Dr. Rick Bradshaw is a Psychologist with 45 years of experience, primarily treating psychological trauma and anxiety. He has made over 60 presentations at national and international conferences, including 8 Keynote Presentations and Invited Addresses, to audiences as large as 2,000. He has also trained and treated people in Indonesia, Korea, and China. He has taught graduate students in three post-secondary institutions, and for ten years was the Senior Psychologist & Director of Training in the Counselling Service of Simon Fraser University. While at SFU he also raised $1.3 million and served as Project Director for the Knowledge for Youth About Careers Interactive Video Project for 2 ½ years. More recently he worked for 2 years as Clinical Manager in a psychophysiology clinic, applying neurofeedback to treat trauma, anxiety, depression, sleep disorders, ADHD, and OCD. Rick has also co-developed a new psychotherapy called “Observed & Experiential Integration” (OEI), which has been used to treat the symptoms of all forms of psychological trauma.

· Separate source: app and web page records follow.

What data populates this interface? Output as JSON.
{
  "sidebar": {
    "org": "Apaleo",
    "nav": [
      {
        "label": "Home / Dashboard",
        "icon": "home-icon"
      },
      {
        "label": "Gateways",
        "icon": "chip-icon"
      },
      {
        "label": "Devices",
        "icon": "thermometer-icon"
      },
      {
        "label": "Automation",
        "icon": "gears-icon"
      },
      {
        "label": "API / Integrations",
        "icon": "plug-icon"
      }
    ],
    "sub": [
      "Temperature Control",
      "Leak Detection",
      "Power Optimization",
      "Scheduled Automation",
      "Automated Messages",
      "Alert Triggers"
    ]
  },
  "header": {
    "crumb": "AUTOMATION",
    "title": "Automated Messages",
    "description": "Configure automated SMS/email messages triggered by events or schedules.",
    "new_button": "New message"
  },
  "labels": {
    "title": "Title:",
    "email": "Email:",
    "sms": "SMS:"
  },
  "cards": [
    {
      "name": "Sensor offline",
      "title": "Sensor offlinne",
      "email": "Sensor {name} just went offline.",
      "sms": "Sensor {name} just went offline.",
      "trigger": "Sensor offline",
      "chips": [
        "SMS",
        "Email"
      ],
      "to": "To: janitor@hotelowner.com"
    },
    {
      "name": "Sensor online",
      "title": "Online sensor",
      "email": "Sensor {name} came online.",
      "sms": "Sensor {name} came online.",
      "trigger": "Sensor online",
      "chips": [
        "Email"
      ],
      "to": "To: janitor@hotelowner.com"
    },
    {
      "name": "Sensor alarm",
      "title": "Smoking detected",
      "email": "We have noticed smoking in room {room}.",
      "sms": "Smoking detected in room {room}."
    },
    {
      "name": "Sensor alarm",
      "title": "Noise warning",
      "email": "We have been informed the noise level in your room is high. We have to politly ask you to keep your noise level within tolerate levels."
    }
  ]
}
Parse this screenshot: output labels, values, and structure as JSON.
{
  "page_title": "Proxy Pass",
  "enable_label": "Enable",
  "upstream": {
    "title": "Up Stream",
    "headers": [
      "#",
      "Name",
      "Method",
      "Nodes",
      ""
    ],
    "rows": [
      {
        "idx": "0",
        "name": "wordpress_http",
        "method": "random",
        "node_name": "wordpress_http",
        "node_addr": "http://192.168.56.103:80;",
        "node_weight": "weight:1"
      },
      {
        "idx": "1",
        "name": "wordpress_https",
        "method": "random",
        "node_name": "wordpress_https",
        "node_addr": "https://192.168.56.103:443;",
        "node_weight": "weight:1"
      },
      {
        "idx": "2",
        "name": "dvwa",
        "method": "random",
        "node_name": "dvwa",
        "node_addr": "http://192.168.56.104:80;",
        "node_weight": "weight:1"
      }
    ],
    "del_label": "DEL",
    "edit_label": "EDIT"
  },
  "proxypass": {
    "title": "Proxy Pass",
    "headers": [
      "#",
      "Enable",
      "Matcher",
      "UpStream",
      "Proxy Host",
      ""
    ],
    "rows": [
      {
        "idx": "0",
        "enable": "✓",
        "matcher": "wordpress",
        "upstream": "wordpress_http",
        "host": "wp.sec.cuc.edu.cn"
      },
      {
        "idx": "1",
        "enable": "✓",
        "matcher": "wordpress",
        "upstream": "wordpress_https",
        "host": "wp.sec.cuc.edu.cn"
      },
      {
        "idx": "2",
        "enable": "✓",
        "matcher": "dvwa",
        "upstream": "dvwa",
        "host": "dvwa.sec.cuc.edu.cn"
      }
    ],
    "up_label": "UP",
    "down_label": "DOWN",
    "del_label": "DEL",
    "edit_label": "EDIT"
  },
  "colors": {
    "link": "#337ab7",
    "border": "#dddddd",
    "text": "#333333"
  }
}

About Laurie Detwiler, MA CCC
Laurie Detwiler, MA is a faculty member and counsellor working with students at Kwantlen Polytechnic University (KPU) since 2004. Previously, she worked for a decade in the Justice System for the Yukon Territorial Government. In her role as a counsellor at KPU, she assists domestic and international students struggling with depression, anxiety and other stress related issues move toward emotional regulation. She is certified in “Observed & Experiential Integration” (OEI). She has presented locally and internationally with Dr. Rick Bradshaw on the topic of “Observed & Experiential Integration” (OEI) at seven conference sites. She completed JIBC’s Critical Incident Stress Debriefing Certificate Program. She recently completed the Biofeedback Certification International Alliance’s (BCIA) certification program in neurofeedback.
Closing and Ode to PSCA
Every year we add a verse to our beloved (and delightfully corny) “Ode to PSCA” song, and sing this at the conference. Lyrics are found here on the site – if you’d like to take a walk through our history books, this is the place to start.